Director: Dan Castle
Stars: Lachlan Buchanan, Xavier Samuel, Reshad Strik
The final installment of the (accidental) gay surfer trilogy that started with in 2006 the execrable Tan Lines and continued with 2007’s sweet Shelter, Newcastle bobs aimlessly between sets of dreamily but not really competently rendered surf montage sequences and loosely scripted, wandering coming-of-age scenes and the film is disconnected, disjointed - a disappointment.
Jesse (Lachlan Buchanan) lives in the shadow of his older half-brother Victor (Reshad Strik) who is swarthier, more dangerous and in his day - before he got a local girl knocked up and settled into a life in the steel mills of Newcastle to pay his ad-hoc family’s bills - a vibrant and idolised surfing champ. Jesse aims to grab a spot in the big surfing championship to snatch back some hierarchical agency and also, secure a direction in life. Meanwhile, emo youngest brother Fergus (Xavier Samuel) lusts after one of Jesse’s continuously-shirtless surfing mates.
If only Newcastle had stuck to this tight three-way set up and followed the stories of the three quite different men as they navigate their ways through one particularly crucial summer, the movie might have worked quite well. It would have been sensible to use the city that the movie is named after as a powerfully symbolic backdrop, too, rather than keep it more or less totally out of shot as cameras point out to sea, or scenes are framed inside generic gen-Y bedrooms. (Newcastle is a steel town blessed with some of Australia’s most beautiful beaches but cursed with being the last bastion of white, working class Australia, a cultural template the rest of the country gleefully left behind in the late 1950s and which it now looks back on with scorn and detachment. Also, since the main mega-corporation running the steel works pulled its operation out of Newcastle in the 1990s, the city has slid irrevocably into destitution and irrelevance. Only in recent years, as the Sydney metropolitan area located two hours drive south has edged towards conurbation has Newcastle looked to capture new ground as a sunkissed northern suburb and retreat for stressed out commuters.)
With all the hoopla about the overrated Dawson’s 20 Load Weekend, I thought it was time to revisist a real gay porn classic, back in the day when sex without condoms wasn’t such a self-conscious affair.
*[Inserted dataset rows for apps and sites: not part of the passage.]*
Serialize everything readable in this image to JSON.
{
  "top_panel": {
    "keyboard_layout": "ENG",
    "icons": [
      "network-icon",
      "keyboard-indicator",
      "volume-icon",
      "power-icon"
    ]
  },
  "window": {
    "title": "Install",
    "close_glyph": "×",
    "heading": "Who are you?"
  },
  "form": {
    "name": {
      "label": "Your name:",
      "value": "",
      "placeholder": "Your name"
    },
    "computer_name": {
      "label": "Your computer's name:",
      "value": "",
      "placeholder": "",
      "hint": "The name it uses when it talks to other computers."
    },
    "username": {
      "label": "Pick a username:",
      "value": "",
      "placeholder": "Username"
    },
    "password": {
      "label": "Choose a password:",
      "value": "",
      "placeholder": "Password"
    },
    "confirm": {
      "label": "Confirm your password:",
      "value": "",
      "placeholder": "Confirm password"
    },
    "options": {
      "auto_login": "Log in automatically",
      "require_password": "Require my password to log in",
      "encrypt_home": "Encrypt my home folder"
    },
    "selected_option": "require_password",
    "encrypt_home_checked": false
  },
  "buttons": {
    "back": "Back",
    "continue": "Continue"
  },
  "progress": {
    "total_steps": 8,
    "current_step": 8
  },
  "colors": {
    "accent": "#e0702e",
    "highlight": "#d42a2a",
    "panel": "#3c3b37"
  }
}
Time has not been kind to The Celluloid Closet but then, Vito Russo never had much time for Time, either. Writing in 1981, Vito complained that no gay writer had produced any meaningful criticism of homosexuality in the movies, but actually, Parker Tyler had done just that, and nine years previously, with his tellingly-titled twentieth book, Screening the Sexes: Homosexuality in the Movies.
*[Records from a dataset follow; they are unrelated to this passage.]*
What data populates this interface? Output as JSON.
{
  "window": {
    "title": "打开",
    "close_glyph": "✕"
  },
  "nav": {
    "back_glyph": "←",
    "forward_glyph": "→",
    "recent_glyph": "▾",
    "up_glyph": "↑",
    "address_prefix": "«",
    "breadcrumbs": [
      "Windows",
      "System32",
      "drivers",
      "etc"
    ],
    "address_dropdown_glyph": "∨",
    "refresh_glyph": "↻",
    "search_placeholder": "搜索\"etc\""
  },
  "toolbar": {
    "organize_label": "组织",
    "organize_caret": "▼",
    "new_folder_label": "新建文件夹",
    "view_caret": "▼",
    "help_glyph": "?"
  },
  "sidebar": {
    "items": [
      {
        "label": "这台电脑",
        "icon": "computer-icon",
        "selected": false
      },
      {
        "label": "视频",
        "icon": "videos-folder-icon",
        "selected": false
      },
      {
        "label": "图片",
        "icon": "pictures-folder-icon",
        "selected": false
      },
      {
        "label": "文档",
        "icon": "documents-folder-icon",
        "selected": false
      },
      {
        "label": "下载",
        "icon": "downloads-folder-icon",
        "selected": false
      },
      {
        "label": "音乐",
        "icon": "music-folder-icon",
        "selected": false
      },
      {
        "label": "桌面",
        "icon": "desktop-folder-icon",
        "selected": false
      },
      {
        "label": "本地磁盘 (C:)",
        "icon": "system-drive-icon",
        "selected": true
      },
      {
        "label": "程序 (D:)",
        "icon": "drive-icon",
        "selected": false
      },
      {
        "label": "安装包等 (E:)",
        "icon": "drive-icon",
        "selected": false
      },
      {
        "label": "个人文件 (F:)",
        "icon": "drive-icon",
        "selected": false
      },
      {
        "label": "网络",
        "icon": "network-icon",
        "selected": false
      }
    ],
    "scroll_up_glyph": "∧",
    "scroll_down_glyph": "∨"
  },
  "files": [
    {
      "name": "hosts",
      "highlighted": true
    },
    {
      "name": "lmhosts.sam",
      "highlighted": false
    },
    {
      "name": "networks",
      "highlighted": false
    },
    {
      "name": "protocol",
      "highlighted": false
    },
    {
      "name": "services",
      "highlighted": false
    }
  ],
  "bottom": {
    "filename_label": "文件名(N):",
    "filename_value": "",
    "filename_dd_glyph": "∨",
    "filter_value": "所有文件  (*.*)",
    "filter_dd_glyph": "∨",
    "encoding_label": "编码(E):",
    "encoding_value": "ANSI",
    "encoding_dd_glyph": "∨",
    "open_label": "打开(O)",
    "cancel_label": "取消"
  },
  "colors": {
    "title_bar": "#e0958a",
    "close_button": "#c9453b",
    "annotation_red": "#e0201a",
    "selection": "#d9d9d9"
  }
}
Tyler’s first book, The Hollywood Hallucination, was published in 1944, two years before Russo was born, and Richard Dyer’s Gays and Film came out in 1977, before Russo had constructed a closet for it to come out from. Thomas Waugh’s essays in Jump Cuts, such as “A Fag-Spotters Guide to Eisenstein,” were published in the late 1970s, and Robin Wood’s 1977 lecture at London’s National Film Theatre, “Responsibilities of a Gay Film Critic”was printed as an essay in Film Quarterly in January 1978.
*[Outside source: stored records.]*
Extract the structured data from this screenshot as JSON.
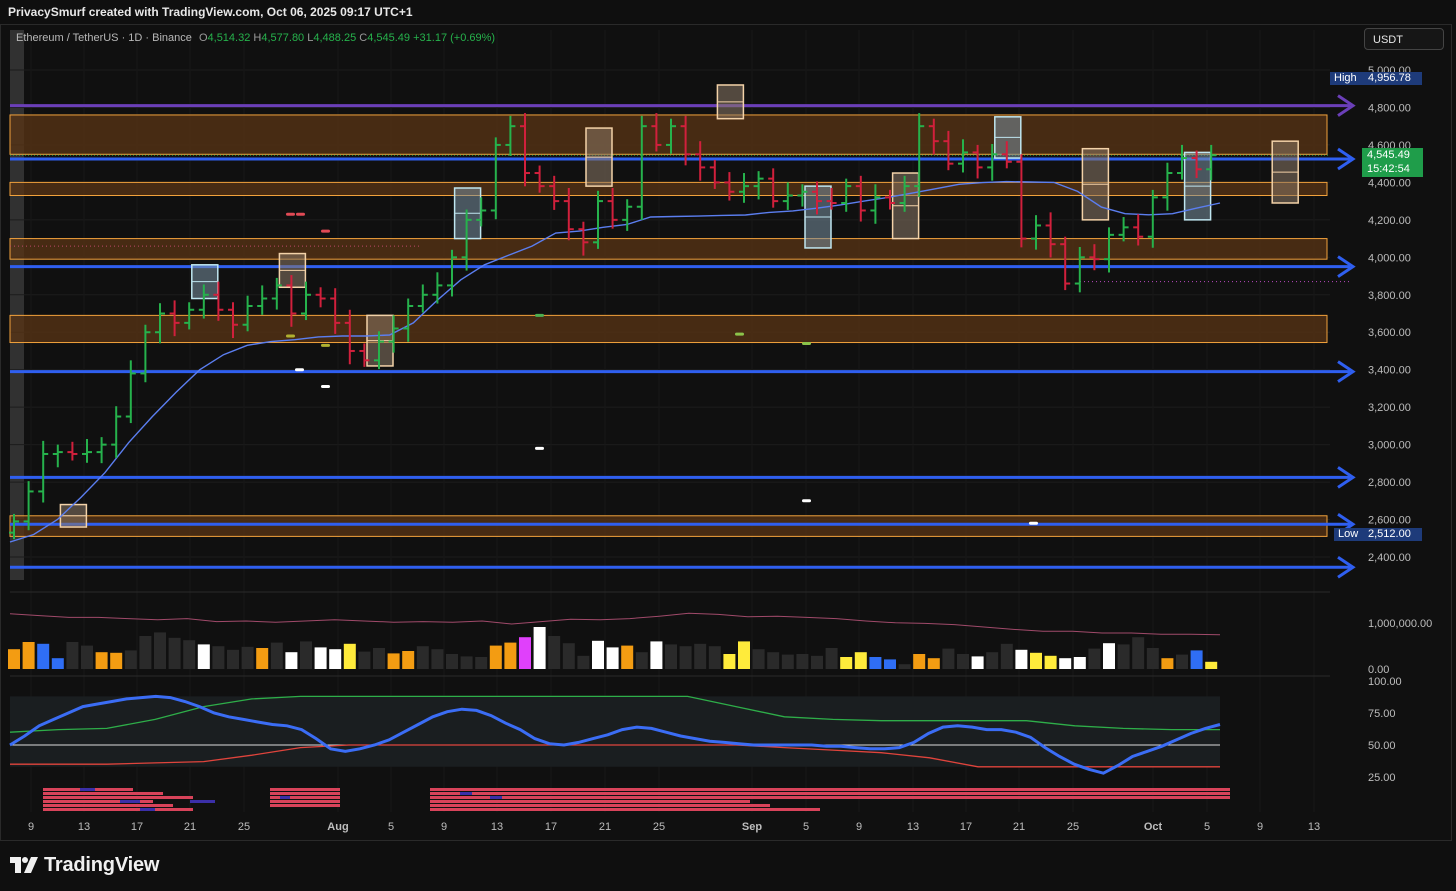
{
  "header": {
    "attribution": "PrivacySmurf created with TradingView.com, Oct 06, 2025 09:17 UTC+1",
    "currency_button": "USDT"
  },
  "legend": {
    "symbol": "Ethereum / TetherUS · 1D · Binance",
    "open_key": "O",
    "open": "4,514.32",
    "high_key": "H",
    "high": "4,577.80",
    "low_key": "L",
    "low": "4,488.25",
    "close_key": "C",
    "close": "4,545.49",
    "change": "+31.17 (+0.69%)"
  },
  "price_tags": {
    "high_label": "High",
    "high_value": "4,956.78",
    "current_price": "4,545.49",
    "countdown": "15:42:54",
    "low_label": "Low",
    "low_value": "2,512.00"
  },
  "footer": {
    "brand": "TradingView"
  },
  "colors": {
    "up": "#26b24c",
    "down": "#d1203c",
    "zone_fill": "#5a3414",
    "zone_border": "#f2a23c",
    "level_line": "#2f5ff0",
    "resistance": "#6b3fb8",
    "ma": "#5b7ef0",
    "rsi": "#3b6df5",
    "rsi_upper": "#2eae49",
    "rsi_lower": "#e0443c"
  },
  "chart_data": [
    {
      "type": "candlestick",
      "price_axis": [
        "5,000.00",
        "4,800.00",
        "4,600.00",
        "4,400.00",
        "4,200.00",
        "4,000.00",
        "3,800.00",
        "3,600.00",
        "3,400.00",
        "3,200.00",
        "3,000.00",
        "2,800.00",
        "2,600.00",
        "2,400.00"
      ],
      "x_axis": [
        "9",
        "13",
        "17",
        "21",
        "25",
        "Aug",
        "5",
        "9",
        "13",
        "17",
        "21",
        "25",
        "Sep",
        "5",
        "9",
        "13",
        "17",
        "21",
        "25",
        "Oct",
        "5",
        "9",
        "13"
      ],
      "ylim": [
        2380,
        5060
      ],
      "key_levels": [
        4800,
        4525,
        3950,
        3390,
        2825,
        2575,
        2345
      ],
      "resistance_level": 4810,
      "supply_zones": [
        [
          4550,
          4760
        ],
        [
          4330,
          4400
        ],
        [
          3990,
          4100
        ],
        [
          3545,
          3690
        ],
        [
          2510,
          2620
        ]
      ],
      "close": [
        2590,
        2750,
        2950,
        2960,
        2950,
        2960,
        3000,
        3150,
        3380,
        3600,
        3700,
        3650,
        3720,
        3800,
        3720,
        3640,
        3740,
        3780,
        3850,
        3700,
        3800,
        3780,
        3650,
        3500,
        3450,
        3550,
        3620,
        3740,
        3800,
        3850,
        4000,
        4200,
        4250,
        4600,
        4700,
        4450,
        4380,
        4300,
        4150,
        4080,
        4300,
        4200,
        4270,
        4700,
        4600,
        4700,
        4550,
        4480,
        4400,
        4350,
        4380,
        4420,
        4300,
        4330,
        4350,
        4300,
        4290,
        4380,
        4250,
        4320,
        4290,
        4380,
        4700,
        4620,
        4500,
        4560,
        4480,
        4550,
        4510,
        4100,
        4170,
        4070,
        3860,
        4000,
        3990,
        4120,
        4160,
        4110,
        4320,
        4450,
        4530,
        4470,
        4545
      ],
      "moving_average": [
        2480,
        2520,
        2600,
        2720,
        2850,
        3010,
        3150,
        3280,
        3400,
        3480,
        3530,
        3550,
        3560,
        3575,
        3580,
        3580,
        3585,
        3650,
        3770,
        3880,
        3960,
        4010,
        4060,
        4130,
        4140,
        4160,
        4175,
        4215,
        4218,
        4220,
        4224,
        4226,
        4240,
        4248,
        4262,
        4280,
        4300,
        4320,
        4342,
        4366,
        4390,
        4399,
        4404,
        4402,
        4400,
        4352,
        4268,
        4233,
        4227,
        4233,
        4262,
        4290
      ],
      "volume_axis": [
        "1,000,000.00",
        "0.00"
      ],
      "volume": [
        0.33,
        0.45,
        0.42,
        0.18,
        0.45,
        0.39,
        0.28,
        0.27,
        0.31,
        0.55,
        0.61,
        0.52,
        0.48,
        0.41,
        0.38,
        0.32,
        0.37,
        0.35,
        0.44,
        0.28,
        0.46,
        0.36,
        0.33,
        0.42,
        0.29,
        0.35,
        0.26,
        0.3,
        0.38,
        0.33,
        0.25,
        0.21,
        0.2,
        0.39,
        0.44,
        0.53,
        0.7,
        0.55,
        0.43,
        0.22,
        0.47,
        0.36,
        0.39,
        0.28,
        0.46,
        0.41,
        0.38,
        0.42,
        0.38,
        0.25,
        0.46,
        0.33,
        0.28,
        0.24,
        0.25,
        0.22,
        0.35,
        0.2,
        0.28,
        0.2,
        0.16,
        0.08,
        0.25,
        0.18,
        0.34,
        0.25,
        0.21,
        0.28,
        0.42,
        0.32,
        0.27,
        0.22,
        0.18,
        0.2,
        0.34,
        0.43,
        0.41,
        0.53,
        0.35,
        0.18,
        0.24,
        0.31,
        0.12
      ],
      "volume_ma": [
        0.92,
        0.89,
        0.86,
        0.86,
        0.84,
        0.82,
        0.84,
        0.79,
        0.8,
        0.78,
        0.8,
        0.82,
        0.8,
        0.78,
        0.79,
        0.78,
        0.8,
        0.75,
        0.79,
        0.83,
        0.82,
        0.84,
        0.88,
        0.93,
        0.91,
        0.87,
        0.88,
        0.86,
        0.84,
        0.8,
        0.77,
        0.76,
        0.74,
        0.7,
        0.66,
        0.63,
        0.63,
        0.6,
        0.6,
        0.58,
        0.58,
        0.57
      ],
      "rsi_axis": [
        "100.00",
        "75.00",
        "50.00",
        "25.00"
      ],
      "rsi": [
        50,
        57,
        65,
        70,
        75,
        80,
        82,
        84,
        86,
        87,
        88,
        87,
        84,
        80,
        75,
        72,
        70,
        68,
        66,
        65,
        62,
        55,
        47,
        45,
        47,
        50,
        54,
        60,
        66,
        72,
        76,
        78,
        77,
        73,
        67,
        62,
        55,
        51,
        50,
        52,
        55,
        58,
        62,
        64,
        63,
        60,
        57,
        55,
        53,
        52,
        51,
        50,
        50,
        50,
        50,
        50,
        49,
        49,
        48,
        47,
        47,
        48,
        52,
        59,
        64,
        65,
        64,
        62,
        62,
        60,
        56,
        48,
        41,
        35,
        31,
        28,
        34,
        41,
        45,
        49,
        54,
        59,
        63,
        66
      ]
    }
  ]
}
Still, Russo declared that it was he who would get the ball rolling. “We have cooperated for a very long time in the maintenance of our own invisibility,” he wrote, “and now the party is over.” While the first part of that sentence is contentious, it’s hard to find fault with the second part, as it introduces the 350 coma-inducing pages of examples of Russo’s single point: some movies had gay characters in them and those characters didn’t represent gay his preferred way.
If you’re bored after an hour of looking around for sex in washrooms, parks and websites then Todd Verow’s 84-minute home video of his own endlessly unsatisfying cruising encounters will be enough to make you want to stick hot needles in your eyes. Lingering interior scenes set in Verow’s paint-flaking Manhattan shoebox, his persistent nude scenes despite his lack of good looks and the grainy, digi-cam look of Anonymous provide an hour and a half of performance-art/gay-movie purgatory.